European stock markets end mixed as pound rises

European stock markets were mixed on Thursday amid a series of trade updates and a UK jobs report. Photo: Dan Kitwood/Getty Images

European stock markets were mixed on Thursday amid a series of trade updates and a UK jobs report.

In London, the FTSE 100 (^ FTSE) was up 0.1% at the end of the day after a rollercoaster session, adding slightly to its two-year high the day before despite a stronger pound. The ACC (^FCHI) fell 0.7% in Paris and the Frankfurt DAX (^GDAXI) was flat.

It happened as the pound reached its highest level against the dollar (GBPUSD=X) in two and a half months, amid dollar weakness and the possibility that Boris Johnson will quit as prime minister.

It gained as much as 0.3% on Thursday to hit $1.3747, its highest since last October. against the euro (GBPEUR=X), the British pound was trading flat that day.

The currency’s move comes as traders weigh the Prime Minister’s potential resignation against attending a party in Downing Street during the nationwide coronavirus lockdown.

He is facing calls to resign among his opponents and within his own Conservative Party for breaking government rules aimed at curbing the spread of COVID-19.

Victoria Scholar, Chief Investment Officer at Interactive Investor, said: “The FTSE 100 still manages to hold above critical support at 7,500 after closing at the highest level since January 2020, while the pound extends its recent gains. , approaching key resistance at $1.38.

The pound has climbed over the past week.  Chart: Yahoo Finance

The pound has climbed over the past week. Chart: Yahoo Finance

“A multitude of commercial statements from Tesco (TSCO.L), MRS (MKS.L), khaki (PSN.L) and ASOS (ASC.L) boost UK price action on Thursday as attention soon turns to the US earnings season kicking off tomorrow with the banks.

This came as recruitment activity in the UK continued to rise strongly in December, according to the latest employment survey from KPMG and the Recruitment and Employment Confederation (REC).

Permanent staff appointments and interim billings continued to rise during the period, while vacancy growth fell slightly again, reaching its lowest level in eight months.

However, competition for scarce workers again drove up starting pay rates for permanent and temporary staff, with the respective inflation rates among the fastest on record.

Read more: UK recruiters see slowing job growth as Omicron virus hits

On the other side of the pond, the S&P 500 (^ GSPC) was trading at % and the tech-heavy Nasdaq (^IXIC) fell 0.4% amid small selloffs in the sector.
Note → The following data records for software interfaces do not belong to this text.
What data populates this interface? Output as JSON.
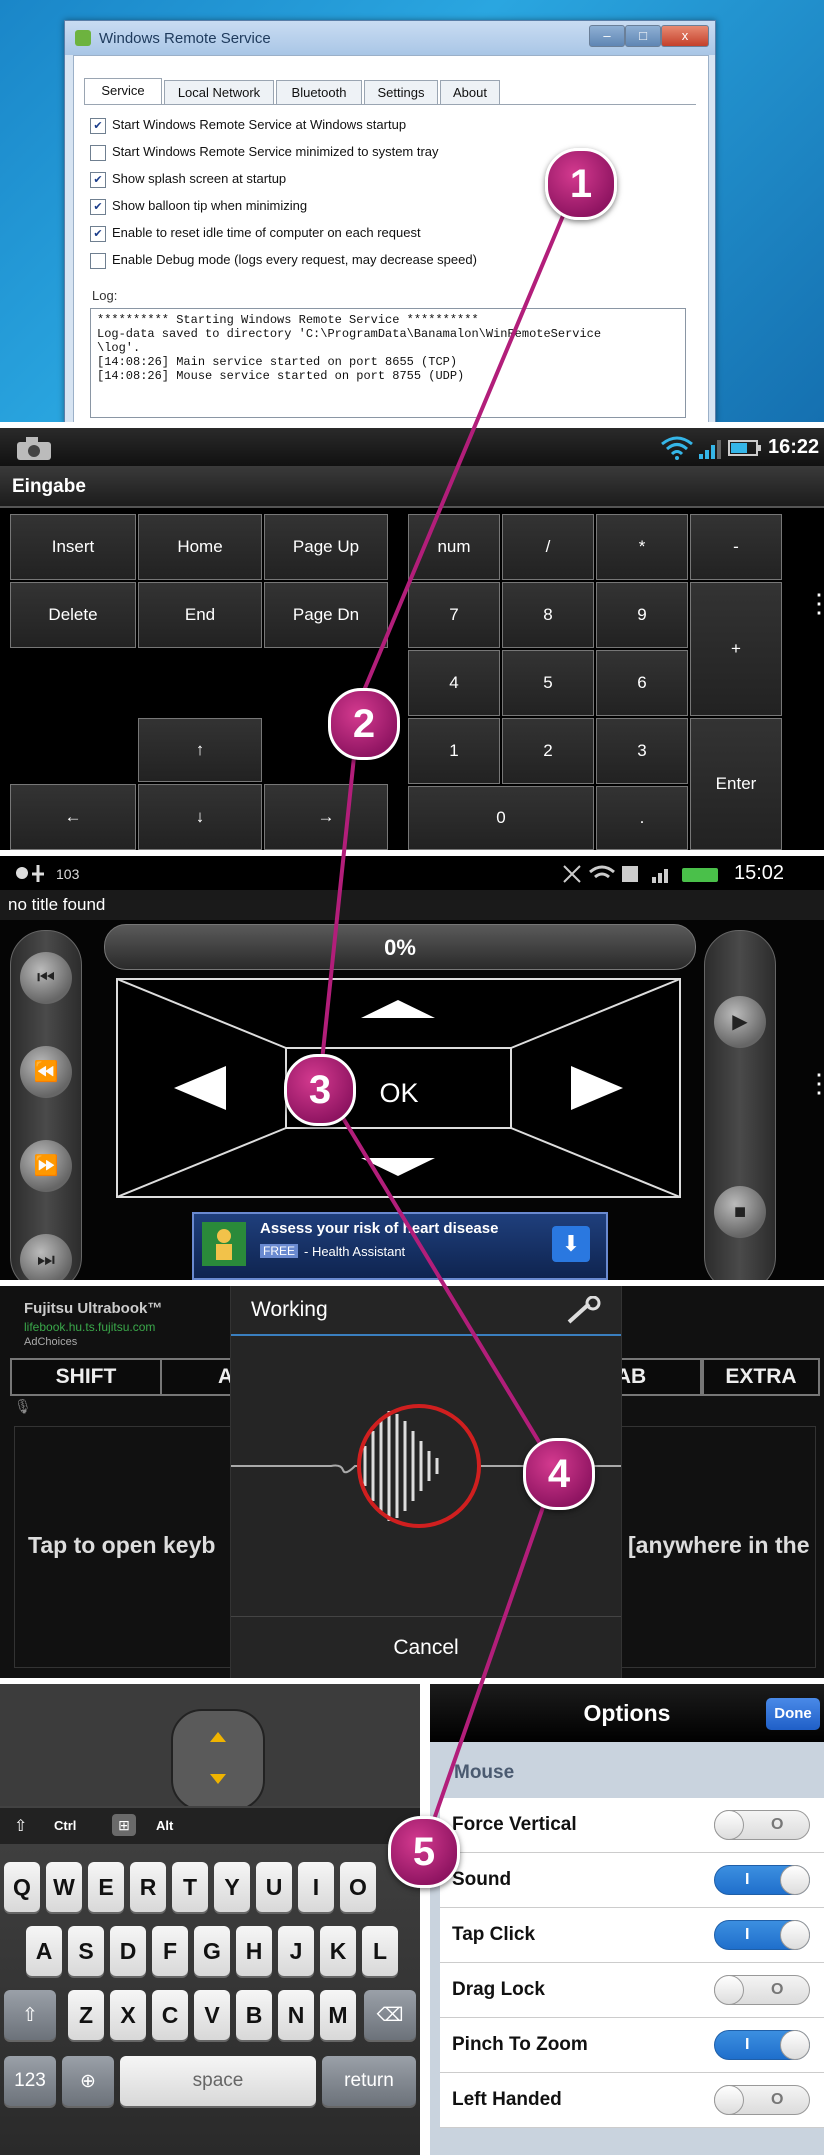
{
  "colors": {
    "badge": "#b21e7a",
    "windows_blue": "#1a86c8",
    "toggle_on": "#2a7fd8",
    "ios_done": "#2a6fd6"
  },
  "panel1": {
    "window_title": "Windows Remote Service",
    "window_controls": {
      "minimize": "–",
      "maximize": "□",
      "close": "x"
    },
    "tabs": [
      "Service",
      "Local Network",
      "Bluetooth",
      "Settings",
      "About"
    ],
    "checkboxes": [
      {
        "label": "Start Windows Remote Service at Windows startup",
        "checked": true
      },
      {
        "label": "Start Windows Remote Service minimized to system tray",
        "checked": false
      },
      {
        "label": "Show splash screen at startup",
        "checked": true
      },
      {
        "label": "Show balloon tip when minimizing",
        "checked": true
      },
      {
        "label": "Enable to reset idle time of computer on each request",
        "checked": true
      },
      {
        "label": "Enable Debug mode (logs every request, may decrease speed)",
        "checked": false
      }
    ],
    "log_label": "Log:",
    "log_lines": [
      "********** Starting Windows Remote Service **********",
      "Log-data saved to directory 'C:\\ProgramData\\Banamalon\\WinRemoteService",
      "\\log'.",
      "[14:08:26] Main service started on port 8655 (TCP)",
      "[14:08:26] Mouse service started on port 8755 (UDP)"
    ]
  },
  "panel2": {
    "status_time": "16:22",
    "header": "Eingabe",
    "keys": {
      "insert": "Insert",
      "home": "Home",
      "page_up": "Page Up",
      "delete": "Delete",
      "end": "End",
      "page_dn": "Page Dn",
      "up": "↑",
      "left": "←",
      "down": "↓",
      "right": "→"
    },
    "numpad": {
      "num": "num",
      "slash": "/",
      "star": "*",
      "minus": "-",
      "n7": "7",
      "n8": "8",
      "n9": "9",
      "plus": "+",
      "n4": "4",
      "n5": "5",
      "n6": "6",
      "n1": "1",
      "n2": "2",
      "n3": "3",
      "enter": "Enter",
      "n0": "0",
      "dot": "."
    }
  },
  "panel3": {
    "status_time": "15:02",
    "title": "no title found",
    "progress": "0%",
    "ok": "OK",
    "ad_title": "Assess your risk of heart disease",
    "ad_free": "FREE",
    "ad_sub": "- Health Assistant",
    "icons": [
      "skip-back-icon",
      "rewind-icon",
      "fast-forward-icon",
      "skip-forward-icon",
      "play-icon",
      "stop-icon"
    ]
  },
  "panel4": {
    "ad_brand": "Fujitsu Ultrabook™",
    "ad_url": "lifebook.hu.ts.fujitsu.com",
    "ad_choices": "AdChoices",
    "keys": [
      "SHIFT",
      "AL",
      "AB",
      "EXTRA"
    ],
    "dialog_title": "Working",
    "tap_left": "Tap to open keyb",
    "tap_right": "[anywhere in the",
    "cancel": "Cancel"
  },
  "panel5": {
    "mod_keys": {
      "ctrl": "Ctrl",
      "alt": "Alt"
    },
    "row1": [
      "Q",
      "W",
      "E",
      "R",
      "T",
      "Y",
      "U",
      "I",
      "O"
    ],
    "row2": [
      "A",
      "S",
      "D",
      "F",
      "G",
      "H",
      "J",
      "K",
      "L"
    ],
    "row3": [
      "Z",
      "X",
      "C",
      "V",
      "B",
      "N",
      "M"
    ],
    "bottom": {
      "numbers": "123",
      "space": "space",
      "return": "return"
    },
    "options_title": "Options",
    "done": "Done",
    "section": "Mouse",
    "options": [
      {
        "label": "Force Vertical",
        "on": false
      },
      {
        "label": "Sound",
        "on": true
      },
      {
        "label": "Tap Click",
        "on": true
      },
      {
        "label": "Drag Lock",
        "on": false
      },
      {
        "label": "Pinch To Zoom",
        "on": true
      },
      {
        "label": "Left Handed",
        "on": false
      }
    ],
    "toggle_on_mark": "I",
    "toggle_off_mark": "O"
  },
  "badges": [
    "1",
    "2",
    "3",
    "4",
    "5"
  ]
}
The Dow Jones (^ DJI) edged up 0.6% at the European close.

It came as average long-term U.S. mortgage rates hit their highest level since March 2020, as lenders anticipate a faster-than-expected tightening of monetary policy to tackle U.S. inflation. .

Separately, on Thursday, the number of Americans filing new claims for unemployment benefits rose last week to its highest level since mid-November.

According to the latest figures from the US Department of Labor, there were 230,000 new initial claims for unemployment assistance in the week to January 8, an increase of 23,000 from the previous week, on a seasonally adjusted.

Economists polled by FactSet expected claims to hit 205,000.

Without seasonal adjustment, the actual number of initial claims increased by 103,693 to 419,446.

On Wednesday, US inflation hit 7%, its highest level since 1982, and the seventh month in a row that it has exceeded 5%.

Watch: What is inflation and why is it important?

Higher prices for housing and used cars and trucks were the main contributors to the inflation rate, with price increases of 0.4% and 3.5% from November, respectively.

Asian markets were mixed on Thursday as traders struggled to maintain the upward momentum from the previous day.

In Japan, the Nikkei (^N225) fell 1% as a stronger yen weighed on exporters, while the Hang Seng (^HSI) rose 0.1% and the Shanghai Composite (000001.SS) fell 1.2%.

Shares in Sydney, Taipei and Manila also rose, while Singapore and Wellington ended flat.

Watch: What are SPACs?